On May 20, Rich Lowry published an article entitled “Where Does Ron DeSantis Go to Get His Apology?” The piece appropriately took shots at the many media outlets and figures that inexplicably but relentlessly trained their fire on the Florida governor in the early days of the coronavirus crisis. Lowry observed that Andrew Cuomo — who presided over a disaster in New York — had received fawning coverage while DeSantis’s Florida was maintaining a remarkably low caseload for a state of its size.
Mostly, though, the piece was focused on letting DeSantis explain his strategy: protecting at-risk groups — especially in nursing homes, noting when rising caseloads in counties were due to micro-outbreaks in contained areas, and taking a county-by-county approach rather than relying on statewide edicts.
As the summer got underway, Florida got hit by a second wave of cases that was undoubtedly more significant than the first.

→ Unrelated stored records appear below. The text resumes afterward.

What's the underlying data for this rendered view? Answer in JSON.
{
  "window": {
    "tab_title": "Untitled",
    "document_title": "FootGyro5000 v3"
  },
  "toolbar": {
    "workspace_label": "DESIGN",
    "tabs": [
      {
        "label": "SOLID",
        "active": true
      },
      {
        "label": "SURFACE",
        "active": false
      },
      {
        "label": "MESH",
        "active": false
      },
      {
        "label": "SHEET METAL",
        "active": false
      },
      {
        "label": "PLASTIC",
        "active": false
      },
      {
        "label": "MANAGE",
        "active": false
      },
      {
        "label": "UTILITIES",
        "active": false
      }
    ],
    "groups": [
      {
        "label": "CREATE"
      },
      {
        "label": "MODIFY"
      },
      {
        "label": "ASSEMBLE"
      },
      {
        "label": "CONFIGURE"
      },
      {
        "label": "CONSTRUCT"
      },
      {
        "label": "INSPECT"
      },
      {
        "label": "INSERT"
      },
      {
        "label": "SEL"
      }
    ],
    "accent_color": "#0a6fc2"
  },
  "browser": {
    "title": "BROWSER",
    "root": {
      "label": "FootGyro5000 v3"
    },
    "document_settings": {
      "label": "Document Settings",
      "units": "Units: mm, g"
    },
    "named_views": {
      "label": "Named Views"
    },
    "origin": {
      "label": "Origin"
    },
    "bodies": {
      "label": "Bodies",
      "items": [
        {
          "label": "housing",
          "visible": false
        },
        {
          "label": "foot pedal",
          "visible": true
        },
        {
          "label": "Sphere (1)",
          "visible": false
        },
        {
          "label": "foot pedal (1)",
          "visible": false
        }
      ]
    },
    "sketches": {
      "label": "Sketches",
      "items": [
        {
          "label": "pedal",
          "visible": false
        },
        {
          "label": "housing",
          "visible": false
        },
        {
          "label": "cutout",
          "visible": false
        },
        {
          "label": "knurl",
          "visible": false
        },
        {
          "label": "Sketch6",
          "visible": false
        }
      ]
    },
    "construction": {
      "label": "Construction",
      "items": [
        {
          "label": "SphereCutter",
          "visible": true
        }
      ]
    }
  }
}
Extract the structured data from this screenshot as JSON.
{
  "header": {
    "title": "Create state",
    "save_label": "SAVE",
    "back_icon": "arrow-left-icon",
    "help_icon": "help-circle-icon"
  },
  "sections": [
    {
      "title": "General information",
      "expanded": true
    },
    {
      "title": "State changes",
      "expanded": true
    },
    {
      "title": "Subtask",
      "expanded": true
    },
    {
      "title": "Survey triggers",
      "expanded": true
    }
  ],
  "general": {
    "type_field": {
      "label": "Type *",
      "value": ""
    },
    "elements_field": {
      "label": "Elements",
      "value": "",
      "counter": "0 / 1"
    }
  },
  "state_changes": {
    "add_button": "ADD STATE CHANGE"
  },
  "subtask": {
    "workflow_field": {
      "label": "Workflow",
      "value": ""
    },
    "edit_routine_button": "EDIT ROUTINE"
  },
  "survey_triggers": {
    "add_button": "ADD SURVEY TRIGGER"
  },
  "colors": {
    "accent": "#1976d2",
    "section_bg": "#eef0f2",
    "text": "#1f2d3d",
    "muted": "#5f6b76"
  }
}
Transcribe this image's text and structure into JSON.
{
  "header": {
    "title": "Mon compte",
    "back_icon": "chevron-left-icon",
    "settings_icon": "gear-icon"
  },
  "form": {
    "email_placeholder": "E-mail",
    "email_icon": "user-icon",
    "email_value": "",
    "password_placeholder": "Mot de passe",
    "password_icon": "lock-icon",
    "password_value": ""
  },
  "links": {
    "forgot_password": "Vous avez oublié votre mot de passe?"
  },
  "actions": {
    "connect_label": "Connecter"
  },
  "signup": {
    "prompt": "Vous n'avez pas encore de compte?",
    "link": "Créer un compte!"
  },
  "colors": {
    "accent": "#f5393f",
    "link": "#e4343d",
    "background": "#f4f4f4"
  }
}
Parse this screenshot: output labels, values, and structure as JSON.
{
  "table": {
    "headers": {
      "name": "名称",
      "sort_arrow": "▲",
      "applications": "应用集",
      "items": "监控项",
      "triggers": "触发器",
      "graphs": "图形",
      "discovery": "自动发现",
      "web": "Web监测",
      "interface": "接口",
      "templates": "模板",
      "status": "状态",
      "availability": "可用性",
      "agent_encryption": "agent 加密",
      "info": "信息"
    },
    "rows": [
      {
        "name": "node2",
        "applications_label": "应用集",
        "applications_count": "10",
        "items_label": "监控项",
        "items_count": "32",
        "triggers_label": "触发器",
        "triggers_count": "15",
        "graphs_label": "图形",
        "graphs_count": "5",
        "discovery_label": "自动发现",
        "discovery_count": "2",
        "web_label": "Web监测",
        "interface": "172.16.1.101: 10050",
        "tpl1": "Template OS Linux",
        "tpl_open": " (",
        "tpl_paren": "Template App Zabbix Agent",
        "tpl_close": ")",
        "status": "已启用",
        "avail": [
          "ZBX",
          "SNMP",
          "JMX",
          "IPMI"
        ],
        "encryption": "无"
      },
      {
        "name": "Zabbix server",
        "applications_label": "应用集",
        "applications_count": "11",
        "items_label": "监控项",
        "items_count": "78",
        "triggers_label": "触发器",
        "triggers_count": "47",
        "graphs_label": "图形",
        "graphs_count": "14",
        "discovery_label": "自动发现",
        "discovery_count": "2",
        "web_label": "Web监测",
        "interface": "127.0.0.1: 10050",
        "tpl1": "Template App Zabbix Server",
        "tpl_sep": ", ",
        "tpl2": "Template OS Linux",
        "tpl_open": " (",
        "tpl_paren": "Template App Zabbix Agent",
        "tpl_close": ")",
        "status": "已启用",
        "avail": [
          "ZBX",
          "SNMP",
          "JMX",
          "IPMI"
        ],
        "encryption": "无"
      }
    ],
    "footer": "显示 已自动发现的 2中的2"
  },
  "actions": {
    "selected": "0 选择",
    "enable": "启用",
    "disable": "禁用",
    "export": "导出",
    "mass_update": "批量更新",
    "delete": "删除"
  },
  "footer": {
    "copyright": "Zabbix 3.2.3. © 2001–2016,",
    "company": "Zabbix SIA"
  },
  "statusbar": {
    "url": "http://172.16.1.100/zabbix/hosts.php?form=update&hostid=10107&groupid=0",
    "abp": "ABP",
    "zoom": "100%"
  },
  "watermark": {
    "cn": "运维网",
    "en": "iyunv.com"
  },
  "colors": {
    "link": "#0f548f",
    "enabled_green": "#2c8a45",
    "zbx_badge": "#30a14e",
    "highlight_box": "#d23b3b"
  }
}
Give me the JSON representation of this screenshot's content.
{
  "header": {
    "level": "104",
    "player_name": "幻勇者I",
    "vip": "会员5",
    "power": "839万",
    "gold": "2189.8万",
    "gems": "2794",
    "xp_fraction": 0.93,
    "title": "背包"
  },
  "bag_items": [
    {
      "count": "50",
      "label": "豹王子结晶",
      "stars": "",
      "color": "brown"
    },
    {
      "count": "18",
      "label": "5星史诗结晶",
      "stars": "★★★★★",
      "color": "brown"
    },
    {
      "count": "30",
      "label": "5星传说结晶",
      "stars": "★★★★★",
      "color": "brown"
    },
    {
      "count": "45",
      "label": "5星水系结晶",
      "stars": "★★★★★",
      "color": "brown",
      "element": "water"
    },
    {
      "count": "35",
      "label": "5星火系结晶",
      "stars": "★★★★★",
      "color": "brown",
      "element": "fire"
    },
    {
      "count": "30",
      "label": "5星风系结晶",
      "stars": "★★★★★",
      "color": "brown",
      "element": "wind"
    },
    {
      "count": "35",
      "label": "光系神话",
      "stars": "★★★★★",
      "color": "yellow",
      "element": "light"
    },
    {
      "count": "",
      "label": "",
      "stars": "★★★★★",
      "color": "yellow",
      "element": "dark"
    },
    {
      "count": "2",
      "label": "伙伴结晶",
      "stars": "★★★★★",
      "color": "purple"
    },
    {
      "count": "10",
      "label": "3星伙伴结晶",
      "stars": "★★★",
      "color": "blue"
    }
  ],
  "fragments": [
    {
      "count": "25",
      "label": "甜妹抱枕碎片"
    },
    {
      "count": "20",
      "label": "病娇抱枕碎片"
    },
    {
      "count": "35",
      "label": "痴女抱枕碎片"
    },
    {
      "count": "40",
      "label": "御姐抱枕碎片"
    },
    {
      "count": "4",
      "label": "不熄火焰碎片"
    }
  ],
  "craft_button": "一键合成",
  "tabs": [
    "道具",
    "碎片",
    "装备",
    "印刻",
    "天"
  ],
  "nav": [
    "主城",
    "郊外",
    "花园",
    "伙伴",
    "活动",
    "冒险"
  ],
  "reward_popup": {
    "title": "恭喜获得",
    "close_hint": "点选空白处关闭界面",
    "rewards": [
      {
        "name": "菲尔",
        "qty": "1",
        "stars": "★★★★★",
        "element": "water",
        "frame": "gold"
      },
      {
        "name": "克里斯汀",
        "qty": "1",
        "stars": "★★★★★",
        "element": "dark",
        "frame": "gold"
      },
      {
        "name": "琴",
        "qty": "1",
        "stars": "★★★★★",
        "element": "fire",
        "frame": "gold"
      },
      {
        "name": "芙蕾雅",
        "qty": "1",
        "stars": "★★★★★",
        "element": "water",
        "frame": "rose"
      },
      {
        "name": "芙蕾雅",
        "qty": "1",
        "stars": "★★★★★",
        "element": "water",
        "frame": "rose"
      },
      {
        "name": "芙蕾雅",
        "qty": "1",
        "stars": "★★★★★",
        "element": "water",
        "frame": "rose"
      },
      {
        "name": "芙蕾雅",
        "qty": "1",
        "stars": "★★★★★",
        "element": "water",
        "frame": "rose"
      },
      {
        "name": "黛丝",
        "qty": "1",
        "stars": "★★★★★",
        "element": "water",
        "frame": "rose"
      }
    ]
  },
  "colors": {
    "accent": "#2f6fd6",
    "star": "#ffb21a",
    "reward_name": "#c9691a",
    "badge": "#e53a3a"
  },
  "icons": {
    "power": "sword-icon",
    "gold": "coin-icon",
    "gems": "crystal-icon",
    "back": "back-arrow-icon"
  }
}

At the peak of the Florida spike on July 17, the state led the nation with a seven-day new case average of 11,756, though it should be considered that many states were experiencing similar case spikes around this time. Nevertheless, the same cabal that had decried DeSantis’s performance months earlier once again singled him out, this time sneering at Lowry as well. Michael Hiltzick at the Los Angeles Times wrote that Lowry had “managed simultaneously to display his own cluelessness about the emerging catastrophe and set up DeSantis for a major reckoning” and expressed his disgust with the response of Republican governors writ large. CNN’s Chris Cillizza chided Lowry for his premature assertions and DeSantis for his “hands-off approach.” Vox’s Matthew Yglesias retweeted a tally of the death toll in Florida as of July 26 and mockingly repeated Lowry’s titular query. Steve Benen at MSNBC called the piece “unfortunate chest-thumping at the time” that had aged poorly.
A month and a half later, it appears that it was this merry band of tut-tutters who were premature in their victory laps. The New York Times categorizes Florida as a state “where new cases are lower and staying low.” Moreover, despite the summer surge experienced in Florida, it has only the 18th highest count of deaths per 100,000 residents if you deem New York City and the rest of New York to be separate jurisdictions, as the Center for Disease Control does. And contra Hiltzick’s broader partisan claim, eleven of the 17 jurisdictions ahead of Florida are run by Democrats.
Ron DeSantis is an imperfect man and leader who has doubtlessly made mistakes in his handling of the pandemic. But the media’s preoccupation with making him the poster-child of incompetence was as deserving of criticism in May as it is now. Unfortunately, it is unlikely that he and Lowry will receive the apologies they are due.